+++ Data shown

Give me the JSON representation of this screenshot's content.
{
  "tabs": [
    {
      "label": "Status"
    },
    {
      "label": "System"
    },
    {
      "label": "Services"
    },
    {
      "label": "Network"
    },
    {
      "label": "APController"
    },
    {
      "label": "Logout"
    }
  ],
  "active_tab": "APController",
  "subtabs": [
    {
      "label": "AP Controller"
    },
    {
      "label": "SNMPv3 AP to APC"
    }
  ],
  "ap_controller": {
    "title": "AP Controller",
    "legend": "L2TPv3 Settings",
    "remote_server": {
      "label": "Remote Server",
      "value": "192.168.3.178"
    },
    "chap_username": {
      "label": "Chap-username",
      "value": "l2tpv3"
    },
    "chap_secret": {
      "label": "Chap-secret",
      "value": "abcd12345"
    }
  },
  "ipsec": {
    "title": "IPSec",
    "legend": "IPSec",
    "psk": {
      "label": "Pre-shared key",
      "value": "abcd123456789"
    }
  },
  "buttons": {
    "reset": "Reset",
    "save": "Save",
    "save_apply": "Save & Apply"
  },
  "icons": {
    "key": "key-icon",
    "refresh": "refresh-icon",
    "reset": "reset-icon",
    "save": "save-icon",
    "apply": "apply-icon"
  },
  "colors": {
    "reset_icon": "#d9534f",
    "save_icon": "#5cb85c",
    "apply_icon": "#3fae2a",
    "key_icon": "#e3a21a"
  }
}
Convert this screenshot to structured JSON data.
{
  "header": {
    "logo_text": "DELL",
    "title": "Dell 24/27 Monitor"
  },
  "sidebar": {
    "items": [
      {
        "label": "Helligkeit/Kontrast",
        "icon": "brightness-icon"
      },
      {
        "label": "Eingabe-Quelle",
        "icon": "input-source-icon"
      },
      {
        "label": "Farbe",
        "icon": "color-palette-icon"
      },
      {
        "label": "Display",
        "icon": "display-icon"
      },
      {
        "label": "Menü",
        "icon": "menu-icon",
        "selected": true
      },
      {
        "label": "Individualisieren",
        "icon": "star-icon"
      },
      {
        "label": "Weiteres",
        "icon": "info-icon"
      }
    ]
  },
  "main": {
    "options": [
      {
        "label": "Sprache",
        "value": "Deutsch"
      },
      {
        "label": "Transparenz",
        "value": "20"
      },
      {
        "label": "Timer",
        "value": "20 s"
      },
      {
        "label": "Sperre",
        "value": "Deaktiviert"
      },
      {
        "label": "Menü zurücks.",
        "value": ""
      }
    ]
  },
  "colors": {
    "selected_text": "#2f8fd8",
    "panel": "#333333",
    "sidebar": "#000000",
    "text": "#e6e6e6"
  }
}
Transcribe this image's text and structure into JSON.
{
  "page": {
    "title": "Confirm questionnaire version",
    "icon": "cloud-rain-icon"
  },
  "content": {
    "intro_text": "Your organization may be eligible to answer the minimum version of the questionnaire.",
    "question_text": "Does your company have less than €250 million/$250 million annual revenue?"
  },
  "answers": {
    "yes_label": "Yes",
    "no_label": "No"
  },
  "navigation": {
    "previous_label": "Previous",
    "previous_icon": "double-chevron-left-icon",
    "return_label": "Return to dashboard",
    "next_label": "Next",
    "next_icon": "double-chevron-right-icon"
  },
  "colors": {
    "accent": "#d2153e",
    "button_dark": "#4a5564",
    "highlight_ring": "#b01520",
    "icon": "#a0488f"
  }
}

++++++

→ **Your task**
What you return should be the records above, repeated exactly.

→ **Completed task**
Give me the JSON representation of this screenshot's content.
{
  "tabs": [
    {
      "label": "Status"
    },
    {
      "label": "System"
    },
    {
      "label": "Services"
    },
    {
      "label": "Network"
    },
    {
      "label": "APController"
    },
    {
      "label": "Logout"
    }
  ],
  "active_tab": "APController",
  "subtabs": [
    {
      "label": "AP Controller"
    },
    {
      "label": "SNMPv3 AP to APC"
    }
  ],
  "ap_controller": {
    "title": "AP Controller",
    "legend": "L2TPv3 Settings",
    "remote_server": {
      "label": "Remote Server",
      "value": "192.168.3.178"
    },
    "chap_username": {
      "label": "Chap-username",
      "value": "l2tpv3"
    },
    "chap_secret": {
      "label": "Chap-secret",
      "value": "abcd12345"
    }
  },
  "ipsec": {
    "title": "IPSec",
    "legend": "IPSec",
    "psk": {
      "label": "Pre-shared key",
      "value": "abcd123456789"
    }
  },
  "buttons": {
    "reset": "Reset",
    "save": "Save",
    "save_apply": "Save & Apply"
  },
  "icons": {
    "key": "key-icon",
    "refresh": "refresh-icon",
    "reset": "reset-icon",
    "save": "save-icon",
    "apply": "apply-icon"
  },
  "colors": {
    "reset_icon": "#d9534f",
    "save_icon": "#5cb85c",
    "apply_icon": "#3fae2a",
    "key_icon": "#e3a21a"
  }
}
Convert this screenshot to structured JSON data.
{
  "header": {
    "logo_text": "DELL",
    "title": "Dell 24/27 Monitor"
  },
  "sidebar": {
    "items": [
      {
        "label": "Helligkeit/Kontrast",
        "icon": "brightness-icon"
      },
      {
        "label": "Eingabe-Quelle",
        "icon": "input-source-icon"
      },
      {
        "label": "Farbe",
        "icon": "color-palette-icon"
      },
      {
        "label": "Display",
        "icon": "display-icon"
      },
      {
        "label": "Menü",
        "icon": "menu-icon",
        "selected": true
      },
      {
        "label": "Individualisieren",
        "icon": "star-icon"
      },
      {
        "label": "Weiteres",
        "icon": "info-icon"
      }
    ]
  },
  "main": {
    "options": [
      {
        "label": "Sprache",
        "value": "Deutsch"
      },
      {
        "label": "Transparenz",
        "value": "20"
      },
      {
        "label": "Timer",
        "value": "20 s"
      },
      {
        "label": "Sperre",
        "value": "Deaktiviert"
      },
      {
        "label": "Menü zurücks.",
        "value": ""
      }
    ]
  },
  "colors": {
    "selected_text": "#2f8fd8",
    "panel": "#333333",
    "sidebar": "#000000",
    "text": "#e6e6e6"
  }
}
Transcribe this image's text and structure into JSON.
{
  "page": {
    "title": "Confirm questionnaire version",
    "icon": "cloud-rain-icon"
  },
  "content": {
    "intro_text": "Your organization may be eligible to answer the minimum version of the questionnaire.",
    "question_text": "Does your company have less than €250 million/$250 million annual revenue?"
  },
  "answers": {
    "yes_label": "Yes",
    "no_label": "No"
  },
  "navigation": {
    "previous_label": "Previous",
    "previous_icon": "double-chevron-left-icon",
    "return_label": "Return to dashboard",
    "next_label": "Next",
    "next_icon": "double-chevron-right-icon"
  },
  "colors": {
    "accent": "#d2153e",
    "button_dark": "#4a5564",
    "highlight_ring": "#b01520",
    "icon": "#a0488f"
  }
}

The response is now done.